Directions for this task → Extract every line of the material below and reproduce it faithfully.

Material to process →
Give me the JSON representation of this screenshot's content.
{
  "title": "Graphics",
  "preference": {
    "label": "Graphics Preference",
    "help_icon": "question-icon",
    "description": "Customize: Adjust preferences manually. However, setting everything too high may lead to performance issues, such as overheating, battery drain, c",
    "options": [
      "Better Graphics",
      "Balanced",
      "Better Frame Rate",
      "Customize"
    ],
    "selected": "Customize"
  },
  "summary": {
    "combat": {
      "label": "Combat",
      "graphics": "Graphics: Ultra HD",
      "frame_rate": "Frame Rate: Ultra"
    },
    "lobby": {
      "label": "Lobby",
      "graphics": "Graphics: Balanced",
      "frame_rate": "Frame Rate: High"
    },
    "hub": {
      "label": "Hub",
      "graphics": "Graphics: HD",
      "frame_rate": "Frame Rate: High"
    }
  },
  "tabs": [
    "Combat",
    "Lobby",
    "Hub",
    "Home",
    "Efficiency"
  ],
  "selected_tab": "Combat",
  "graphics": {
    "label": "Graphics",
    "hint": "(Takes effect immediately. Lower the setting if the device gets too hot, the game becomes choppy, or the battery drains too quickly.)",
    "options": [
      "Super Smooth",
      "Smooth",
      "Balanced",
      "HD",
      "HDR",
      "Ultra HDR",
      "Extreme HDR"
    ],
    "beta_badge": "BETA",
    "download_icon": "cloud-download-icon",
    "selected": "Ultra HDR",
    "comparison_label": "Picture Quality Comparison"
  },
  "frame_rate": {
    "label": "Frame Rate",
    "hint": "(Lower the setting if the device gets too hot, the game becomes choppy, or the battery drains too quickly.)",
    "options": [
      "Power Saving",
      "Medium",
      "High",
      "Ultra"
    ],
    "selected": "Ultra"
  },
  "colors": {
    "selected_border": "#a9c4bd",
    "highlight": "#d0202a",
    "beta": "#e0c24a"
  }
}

Solution below →
Give me the JSON representation of this screenshot's content.
{
  "title": "Graphics",
  "preference": {
    "label": "Graphics Preference",
    "help_icon": "question-icon",
    "description": "Customize: Adjust preferences manually. However, setting everything too high may lead to performance issues, such as overheating, battery drain, c",
    "options": [
      "Better Graphics",
      "Balanced",
      "Better Frame Rate",
      "Customize"
    ],
    "selected": "Customize"
  },
  "summary": {
    "combat": {
      "label": "Combat",
      "graphics": "Graphics: Ultra HD",
      "frame_rate": "Frame Rate: Ultra"
    },
    "lobby": {
      "label": "Lobby",
      "graphics": "Graphics: Balanced",
      "frame_rate": "Frame Rate: High"
    },
    "hub": {
      "label": "Hub",
      "graphics": "Graphics: HD",
      "frame_rate": "Frame Rate: High"
    }
  },
  "tabs": [
    "Combat",
    "Lobby",
    "Hub",
    "Home",
    "Efficiency"
  ],
  "selected_tab": "Combat",
  "graphics": {
    "label": "Graphics",
    "hint": "(Takes effect immediately. Lower the setting if the device gets too hot, the game becomes choppy, or the battery drains too quickly.)",
    "options": [
      "Super Smooth",
      "Smooth",
      "Balanced",
      "HD",
      "HDR",
      "Ultra HDR",
      "Extreme HDR"
    ],
    "beta_badge": "BETA",
    "download_icon": "cloud-download-icon",
    "selected": "Ultra HDR",
    "comparison_label": "Picture Quality Comparison"
  },
  "frame_rate": {
    "label": "Frame Rate",
    "hint": "(Lower the setting if the device gets too hot, the game becomes choppy, or the battery drains too quickly.)",
    "options": [
      "Power Saving",
      "Medium",
      "High",
      "Ultra"
    ],
    "selected": "Ultra"
  },
  "colors": {
    "selected_border": "#a9c4bd",
    "highlight": "#d0202a",
    "beta": "#e0c24a"
  }
}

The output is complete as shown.